* Work order:
Reply with every entry, repeated exactly as given.

* Material to process:
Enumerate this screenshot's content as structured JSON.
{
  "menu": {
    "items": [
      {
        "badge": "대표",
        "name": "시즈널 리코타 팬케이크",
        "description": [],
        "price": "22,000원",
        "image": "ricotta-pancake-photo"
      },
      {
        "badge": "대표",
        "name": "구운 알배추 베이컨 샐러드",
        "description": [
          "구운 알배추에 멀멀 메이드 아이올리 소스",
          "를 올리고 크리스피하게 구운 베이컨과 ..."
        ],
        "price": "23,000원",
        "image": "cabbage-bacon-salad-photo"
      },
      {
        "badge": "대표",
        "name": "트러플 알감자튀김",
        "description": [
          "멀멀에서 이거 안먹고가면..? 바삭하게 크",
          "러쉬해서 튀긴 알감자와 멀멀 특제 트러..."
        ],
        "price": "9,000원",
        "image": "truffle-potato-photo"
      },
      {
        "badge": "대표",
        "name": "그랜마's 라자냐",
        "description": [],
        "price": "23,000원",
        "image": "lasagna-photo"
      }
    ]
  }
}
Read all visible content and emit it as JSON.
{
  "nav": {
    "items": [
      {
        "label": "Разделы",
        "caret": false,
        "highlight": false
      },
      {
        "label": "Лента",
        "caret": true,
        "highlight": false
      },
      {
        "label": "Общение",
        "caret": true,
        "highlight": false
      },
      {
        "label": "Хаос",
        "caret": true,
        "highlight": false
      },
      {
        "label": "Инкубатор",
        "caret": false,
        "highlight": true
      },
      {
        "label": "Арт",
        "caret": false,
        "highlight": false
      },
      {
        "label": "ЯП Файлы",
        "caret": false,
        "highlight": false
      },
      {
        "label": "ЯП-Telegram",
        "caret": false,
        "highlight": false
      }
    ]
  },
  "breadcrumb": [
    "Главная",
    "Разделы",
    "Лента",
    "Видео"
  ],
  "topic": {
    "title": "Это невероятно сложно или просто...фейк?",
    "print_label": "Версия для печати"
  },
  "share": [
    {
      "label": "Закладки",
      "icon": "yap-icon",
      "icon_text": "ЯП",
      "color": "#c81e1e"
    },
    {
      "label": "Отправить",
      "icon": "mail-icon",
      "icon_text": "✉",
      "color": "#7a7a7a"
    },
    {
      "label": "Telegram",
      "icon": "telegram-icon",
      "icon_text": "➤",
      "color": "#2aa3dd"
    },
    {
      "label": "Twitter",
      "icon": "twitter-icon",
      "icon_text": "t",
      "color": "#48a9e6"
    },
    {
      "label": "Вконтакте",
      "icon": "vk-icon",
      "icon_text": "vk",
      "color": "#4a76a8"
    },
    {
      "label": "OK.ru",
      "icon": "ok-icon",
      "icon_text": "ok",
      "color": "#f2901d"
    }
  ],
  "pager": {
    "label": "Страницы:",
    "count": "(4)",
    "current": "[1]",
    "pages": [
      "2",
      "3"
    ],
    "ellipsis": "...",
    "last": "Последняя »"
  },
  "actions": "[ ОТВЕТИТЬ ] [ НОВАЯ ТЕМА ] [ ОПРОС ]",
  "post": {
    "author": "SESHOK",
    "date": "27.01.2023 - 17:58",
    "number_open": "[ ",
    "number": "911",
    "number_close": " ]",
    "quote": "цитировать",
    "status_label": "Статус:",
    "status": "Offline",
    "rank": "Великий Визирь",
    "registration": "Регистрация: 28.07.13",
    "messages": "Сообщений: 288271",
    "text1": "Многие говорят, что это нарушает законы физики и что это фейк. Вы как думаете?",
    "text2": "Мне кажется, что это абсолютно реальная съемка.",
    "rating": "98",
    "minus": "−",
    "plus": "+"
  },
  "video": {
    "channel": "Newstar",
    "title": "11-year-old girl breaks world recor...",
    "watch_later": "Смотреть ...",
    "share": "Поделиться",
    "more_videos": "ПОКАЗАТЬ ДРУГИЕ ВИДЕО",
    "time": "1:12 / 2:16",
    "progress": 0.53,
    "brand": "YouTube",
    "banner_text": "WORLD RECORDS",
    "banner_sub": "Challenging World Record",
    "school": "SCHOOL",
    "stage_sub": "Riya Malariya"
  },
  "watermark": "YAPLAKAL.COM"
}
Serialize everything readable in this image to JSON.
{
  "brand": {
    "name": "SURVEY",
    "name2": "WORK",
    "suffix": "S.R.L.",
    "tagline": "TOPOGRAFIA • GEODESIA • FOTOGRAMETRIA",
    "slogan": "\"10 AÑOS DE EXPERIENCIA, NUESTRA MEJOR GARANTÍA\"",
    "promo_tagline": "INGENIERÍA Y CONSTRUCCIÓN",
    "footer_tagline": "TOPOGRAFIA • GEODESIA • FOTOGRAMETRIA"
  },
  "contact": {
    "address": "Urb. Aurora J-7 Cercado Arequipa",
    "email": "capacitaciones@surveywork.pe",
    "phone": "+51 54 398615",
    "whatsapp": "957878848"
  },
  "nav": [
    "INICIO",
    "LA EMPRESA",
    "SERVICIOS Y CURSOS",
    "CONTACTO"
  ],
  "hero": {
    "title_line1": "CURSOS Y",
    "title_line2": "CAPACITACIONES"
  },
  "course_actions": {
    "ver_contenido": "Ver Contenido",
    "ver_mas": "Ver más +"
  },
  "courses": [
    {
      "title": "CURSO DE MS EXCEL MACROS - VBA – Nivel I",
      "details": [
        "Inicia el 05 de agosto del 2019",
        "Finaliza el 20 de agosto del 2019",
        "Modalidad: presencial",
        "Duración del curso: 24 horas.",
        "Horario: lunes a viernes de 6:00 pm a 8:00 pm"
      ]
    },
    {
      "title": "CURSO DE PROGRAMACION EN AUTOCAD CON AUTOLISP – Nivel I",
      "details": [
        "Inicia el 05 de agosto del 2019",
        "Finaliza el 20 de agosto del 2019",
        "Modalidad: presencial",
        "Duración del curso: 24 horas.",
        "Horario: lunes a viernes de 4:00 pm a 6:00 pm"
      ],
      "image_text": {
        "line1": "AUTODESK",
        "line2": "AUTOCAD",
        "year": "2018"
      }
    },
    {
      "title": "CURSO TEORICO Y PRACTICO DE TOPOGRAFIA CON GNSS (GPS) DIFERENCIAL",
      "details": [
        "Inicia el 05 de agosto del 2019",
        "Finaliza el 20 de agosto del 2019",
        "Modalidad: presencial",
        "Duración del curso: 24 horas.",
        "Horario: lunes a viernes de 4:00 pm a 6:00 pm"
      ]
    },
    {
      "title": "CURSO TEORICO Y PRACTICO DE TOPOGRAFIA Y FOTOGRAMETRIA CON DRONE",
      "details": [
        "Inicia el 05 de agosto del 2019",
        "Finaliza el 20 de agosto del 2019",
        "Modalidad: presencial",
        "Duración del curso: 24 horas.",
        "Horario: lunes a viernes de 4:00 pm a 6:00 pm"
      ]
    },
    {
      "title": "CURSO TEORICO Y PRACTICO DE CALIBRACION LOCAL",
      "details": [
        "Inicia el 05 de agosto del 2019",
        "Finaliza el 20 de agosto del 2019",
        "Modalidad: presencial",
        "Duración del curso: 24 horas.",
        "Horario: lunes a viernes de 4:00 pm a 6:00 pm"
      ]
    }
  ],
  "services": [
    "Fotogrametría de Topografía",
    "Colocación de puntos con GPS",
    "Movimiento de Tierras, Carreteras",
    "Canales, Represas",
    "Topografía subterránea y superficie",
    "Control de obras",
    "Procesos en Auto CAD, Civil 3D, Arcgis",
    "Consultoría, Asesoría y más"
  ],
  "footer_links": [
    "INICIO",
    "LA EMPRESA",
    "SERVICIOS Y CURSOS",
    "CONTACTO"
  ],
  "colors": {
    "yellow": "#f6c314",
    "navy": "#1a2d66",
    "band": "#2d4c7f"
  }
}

* Result of this exercise:
Enumerate this screenshot's content as structured JSON.
{
  "menu": {
    "items": [
      {
        "badge": "대표",
        "name": "시즈널 리코타 팬케이크",
        "description": [],
        "price": "22,000원",
        "image": "ricotta-pancake-photo"
      },
      {
        "badge": "대표",
        "name": "구운 알배추 베이컨 샐러드",
        "description": [
          "구운 알배추에 멀멀 메이드 아이올리 소스",
          "를 올리고 크리스피하게 구운 베이컨과 ..."
        ],
        "price": "23,000원",
        "image": "cabbage-bacon-salad-photo"
      },
      {
        "badge": "대표",
        "name": "트러플 알감자튀김",
        "description": [
          "멀멀에서 이거 안먹고가면..? 바삭하게 크",
          "러쉬해서 튀긴 알감자와 멀멀 특제 트러..."
        ],
        "price": "9,000원",
        "image": "truffle-potato-photo"
      },
      {
        "badge": "대표",
        "name": "그랜마's 라자냐",
        "description": [],
        "price": "23,000원",
        "image": "lasagna-photo"
      }
    ]
  }
}
Read all visible content and emit it as JSON.
{
  "nav": {
    "items": [
      {
        "label": "Разделы",
        "caret": false,
        "highlight": false
      },
      {
        "label": "Лента",
        "caret": true,
        "highlight": false
      },
      {
        "label": "Общение",
        "caret": true,
        "highlight": false
      },
      {
        "label": "Хаос",
        "caret": true,
        "highlight": false
      },
      {
        "label": "Инкубатор",
        "caret": false,
        "highlight": true
      },
      {
        "label": "Арт",
        "caret": false,
        "highlight": false
      },
      {
        "label": "ЯП Файлы",
        "caret": false,
        "highlight": false
      },
      {
        "label": "ЯП-Telegram",
        "caret": false,
        "highlight": false
      }
    ]
  },
  "breadcrumb": [
    "Главная",
    "Разделы",
    "Лента",
    "Видео"
  ],
  "topic": {
    "title": "Это невероятно сложно или просто...фейк?",
    "print_label": "Версия для печати"
  },
  "share": [
    {
      "label": "Закладки",
      "icon": "yap-icon",
      "icon_text": "ЯП",
      "color": "#c81e1e"
    },
    {
      "label": "Отправить",
      "icon": "mail-icon",
      "icon_text": "✉",
      "color": "#7a7a7a"
    },
    {
      "label": "Telegram",
      "icon": "telegram-icon",
      "icon_text": "➤",
      "color": "#2aa3dd"
    },
    {
      "label": "Twitter",
      "icon": "twitter-icon",
      "icon_text": "t",
      "color": "#48a9e6"
    },
    {
      "label": "Вконтакте",
      "icon": "vk-icon",
      "icon_text": "vk",
      "color": "#4a76a8"
    },
    {
      "label": "OK.ru",
      "icon": "ok-icon",
      "icon_text": "ok",
      "color": "#f2901d"
    }
  ],
  "pager": {
    "label": "Страницы:",
    "count": "(4)",
    "current": "[1]",
    "pages": [
      "2",
      "3"
    ],
    "ellipsis": "...",
    "last": "Последняя »"
  },
  "actions": "[ ОТВЕТИТЬ ] [ НОВАЯ ТЕМА ] [ ОПРОС ]",
  "post": {
    "author": "SESHOK",
    "date": "27.01.2023 - 17:58",
    "number_open": "[ ",
    "number": "911",
    "number_close": " ]",
    "quote": "цитировать",
    "status_label": "Статус:",
    "status": "Offline",
    "rank": "Великий Визирь",
    "registration": "Регистрация: 28.07.13",
    "messages": "Сообщений: 288271",
    "text1": "Многие говорят, что это нарушает законы физики и что это фейк. Вы как думаете?",
    "text2": "Мне кажется, что это абсолютно реальная съемка.",
    "rating": "98",
    "minus": "−",
    "plus": "+"
  },
  "video": {
    "channel": "Newstar",
    "title": "11-year-old girl breaks world recor...",
    "watch_later": "Смотреть ...",
    "share": "Поделиться",
    "more_videos": "ПОКАЗАТЬ ДРУГИЕ ВИДЕО",
    "time": "1:12 / 2:16",
    "progress": 0.53,
    "brand": "YouTube",
    "banner_text": "WORLD RECORDS",
    "banner_sub": "Challenging World Record",
    "school": "SCHOOL",
    "stage_sub": "Riya Malariya"
  },
  "watermark": "YAPLAKAL.COM"
}
Serialize everything readable in this image to JSON.
{
  "brand": {
    "name": "SURVEY",
    "name2": "WORK",
    "suffix": "S.R.L.",
    "tagline": "TOPOGRAFIA • GEODESIA • FOTOGRAMETRIA",
    "slogan": "\"10 AÑOS DE EXPERIENCIA, NUESTRA MEJOR GARANTÍA\"",
    "promo_tagline": "INGENIERÍA Y CONSTRUCCIÓN",
    "footer_tagline": "TOPOGRAFIA • GEODESIA • FOTOGRAMETRIA"
  },
  "contact": {
    "address": "Urb. Aurora J-7 Cercado Arequipa",
    "email": "capacitaciones@surveywork.pe",
    "phone": "+51 54 398615",
    "whatsapp": "957878848"
  },
  "nav": [
    "INICIO",
    "LA EMPRESA",
    "SERVICIOS Y CURSOS",
    "CONTACTO"
  ],
  "hero": {
    "title_line1": "CURSOS Y",
    "title_line2": "CAPACITACIONES"
  },
  "course_actions": {
    "ver_contenido": "Ver Contenido",
    "ver_mas": "Ver más +"
  },
  "courses": [
    {
      "title": "CURSO DE MS EXCEL MACROS - VBA – Nivel I",
      "details": [
        "Inicia el 05 de agosto del 2019",
        "Finaliza el 20 de agosto del 2019",
        "Modalidad: presencial",
        "Duración del curso: 24 horas.",
        "Horario: lunes a viernes de 6:00 pm a 8:00 pm"
      ]
    },
    {
      "title": "CURSO DE PROGRAMACION EN AUTOCAD CON AUTOLISP – Nivel I",
      "details": [
        "Inicia el 05 de agosto del 2019",
        "Finaliza el 20 de agosto del 2019",
        "Modalidad: presencial",
        "Duración del curso: 24 horas.",
        "Horario: lunes a viernes de 4:00 pm a 6:00 pm"
      ],
      "image_text": {
        "line1": "AUTODESK",
        "line2": "AUTOCAD",
        "year": "2018"
      }
    },
    {
      "title": "CURSO TEORICO Y PRACTICO DE TOPOGRAFIA CON GNSS (GPS) DIFERENCIAL",
      "details": [
        "Inicia el 05 de agosto del 2019",
        "Finaliza el 20 de agosto del 2019",
        "Modalidad: presencial",
        "Duración del curso: 24 horas.",
        "Horario: lunes a viernes de 4:00 pm a 6:00 pm"
      ]
    },
    {
      "title": "CURSO TEORICO Y PRACTICO DE TOPOGRAFIA Y FOTOGRAMETRIA CON DRONE",
      "details": [
        "Inicia el 05 de agosto del 2019",
        "Finaliza el 20 de agosto del 2019",
        "Modalidad: presencial",
        "Duración del curso: 24 horas.",
        "Horario: lunes a viernes de 4:00 pm a 6:00 pm"
      ]
    },
    {
      "title": "CURSO TEORICO Y PRACTICO DE CALIBRACION LOCAL",
      "details": [
        "Inicia el 05 de agosto del 2019",
        "Finaliza el 20 de agosto del 2019",
        "Modalidad: presencial",
        "Duración del curso: 24 horas.",
        "Horario: lunes a viernes de 4:00 pm a 6:00 pm"
      ]
    }
  ],
  "services": [
    "Fotogrametría de Topografía",
    "Colocación de puntos con GPS",
    "Movimiento de Tierras, Carreteras",
    "Canales, Represas",
    "Topografía subterránea y superficie",
    "Control de obras",
    "Procesos en Auto CAD, Civil 3D, Arcgis",
    "Consultoría, Asesoría y más"
  ],
  "footer_links": [
    "INICIO",
    "LA EMPRESA",
    "SERVICIOS Y CURSOS",
    "CONTACTO"
  ],
  "colors": {
    "yellow": "#f6c314",
    "navy": "#1a2d66",
    "band": "#2d4c7f"
  }
}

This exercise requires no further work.